**AIM OF THE TASK**
Search the listing below for "JSON". Copy each matching line.

**EXCERPTED DATA**

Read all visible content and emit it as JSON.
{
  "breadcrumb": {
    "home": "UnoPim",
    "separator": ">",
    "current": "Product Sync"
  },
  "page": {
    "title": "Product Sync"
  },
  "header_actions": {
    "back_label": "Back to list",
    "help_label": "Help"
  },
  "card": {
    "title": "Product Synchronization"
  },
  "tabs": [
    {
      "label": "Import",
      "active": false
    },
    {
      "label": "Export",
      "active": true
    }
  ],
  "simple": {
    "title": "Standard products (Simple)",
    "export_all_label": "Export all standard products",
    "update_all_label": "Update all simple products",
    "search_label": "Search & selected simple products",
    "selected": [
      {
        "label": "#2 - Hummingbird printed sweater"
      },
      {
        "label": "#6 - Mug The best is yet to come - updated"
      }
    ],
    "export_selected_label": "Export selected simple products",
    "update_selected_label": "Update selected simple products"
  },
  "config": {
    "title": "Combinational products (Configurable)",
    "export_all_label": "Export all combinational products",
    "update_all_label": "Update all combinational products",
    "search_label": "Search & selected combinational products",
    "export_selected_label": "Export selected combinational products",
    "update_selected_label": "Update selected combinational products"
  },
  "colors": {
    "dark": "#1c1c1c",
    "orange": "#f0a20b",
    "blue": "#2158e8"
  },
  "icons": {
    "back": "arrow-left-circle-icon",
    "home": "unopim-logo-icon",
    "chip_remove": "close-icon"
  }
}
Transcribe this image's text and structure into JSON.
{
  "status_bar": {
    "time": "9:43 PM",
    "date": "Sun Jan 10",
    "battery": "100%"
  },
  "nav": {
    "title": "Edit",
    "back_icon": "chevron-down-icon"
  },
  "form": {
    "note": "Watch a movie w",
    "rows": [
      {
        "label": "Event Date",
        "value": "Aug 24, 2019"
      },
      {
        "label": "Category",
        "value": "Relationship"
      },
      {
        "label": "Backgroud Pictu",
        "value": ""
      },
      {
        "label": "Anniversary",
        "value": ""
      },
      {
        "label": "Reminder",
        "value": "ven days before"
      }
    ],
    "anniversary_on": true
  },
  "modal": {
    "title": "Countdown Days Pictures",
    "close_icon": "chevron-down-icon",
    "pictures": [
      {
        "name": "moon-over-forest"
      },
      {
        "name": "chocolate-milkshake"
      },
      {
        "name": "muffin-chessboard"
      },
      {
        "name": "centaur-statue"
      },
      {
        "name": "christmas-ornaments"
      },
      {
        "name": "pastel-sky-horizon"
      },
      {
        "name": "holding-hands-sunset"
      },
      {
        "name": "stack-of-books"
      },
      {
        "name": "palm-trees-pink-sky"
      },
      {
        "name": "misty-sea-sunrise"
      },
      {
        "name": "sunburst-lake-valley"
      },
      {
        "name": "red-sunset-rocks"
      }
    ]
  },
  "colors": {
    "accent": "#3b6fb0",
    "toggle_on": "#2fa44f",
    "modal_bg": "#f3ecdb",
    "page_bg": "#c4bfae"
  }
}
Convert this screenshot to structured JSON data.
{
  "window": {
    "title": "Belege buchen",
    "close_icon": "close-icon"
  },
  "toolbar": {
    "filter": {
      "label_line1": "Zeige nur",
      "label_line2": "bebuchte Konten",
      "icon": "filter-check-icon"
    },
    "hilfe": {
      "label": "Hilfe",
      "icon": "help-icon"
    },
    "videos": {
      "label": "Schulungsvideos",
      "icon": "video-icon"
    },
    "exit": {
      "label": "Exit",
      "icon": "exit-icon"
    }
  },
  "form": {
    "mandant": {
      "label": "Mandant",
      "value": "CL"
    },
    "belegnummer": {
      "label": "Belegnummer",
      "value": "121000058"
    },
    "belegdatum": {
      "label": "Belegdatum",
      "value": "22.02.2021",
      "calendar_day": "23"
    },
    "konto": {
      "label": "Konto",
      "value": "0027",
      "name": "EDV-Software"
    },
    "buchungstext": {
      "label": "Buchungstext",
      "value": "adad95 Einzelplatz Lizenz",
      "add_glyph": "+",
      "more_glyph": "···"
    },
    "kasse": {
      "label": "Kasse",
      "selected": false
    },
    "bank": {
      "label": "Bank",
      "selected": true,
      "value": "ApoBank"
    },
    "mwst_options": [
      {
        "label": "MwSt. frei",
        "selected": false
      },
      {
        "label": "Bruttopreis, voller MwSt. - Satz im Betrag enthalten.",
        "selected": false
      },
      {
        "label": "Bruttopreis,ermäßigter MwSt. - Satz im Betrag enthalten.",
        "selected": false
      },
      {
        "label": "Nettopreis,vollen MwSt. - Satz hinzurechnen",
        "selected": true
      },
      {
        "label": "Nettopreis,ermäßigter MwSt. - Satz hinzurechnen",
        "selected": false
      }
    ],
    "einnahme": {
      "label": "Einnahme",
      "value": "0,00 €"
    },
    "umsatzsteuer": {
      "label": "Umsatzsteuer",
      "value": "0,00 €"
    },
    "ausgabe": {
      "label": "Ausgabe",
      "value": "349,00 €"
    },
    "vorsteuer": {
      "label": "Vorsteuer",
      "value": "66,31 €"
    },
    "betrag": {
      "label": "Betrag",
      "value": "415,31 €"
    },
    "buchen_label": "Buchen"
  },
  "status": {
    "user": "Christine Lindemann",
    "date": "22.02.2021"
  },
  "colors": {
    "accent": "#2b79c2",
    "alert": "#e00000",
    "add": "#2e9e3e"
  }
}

**EXERCISE RESULT**
Read all visible content and emit it as JSON.
Transcribe this image's text and structure into JSON.
Convert this screenshot to structured JSON data.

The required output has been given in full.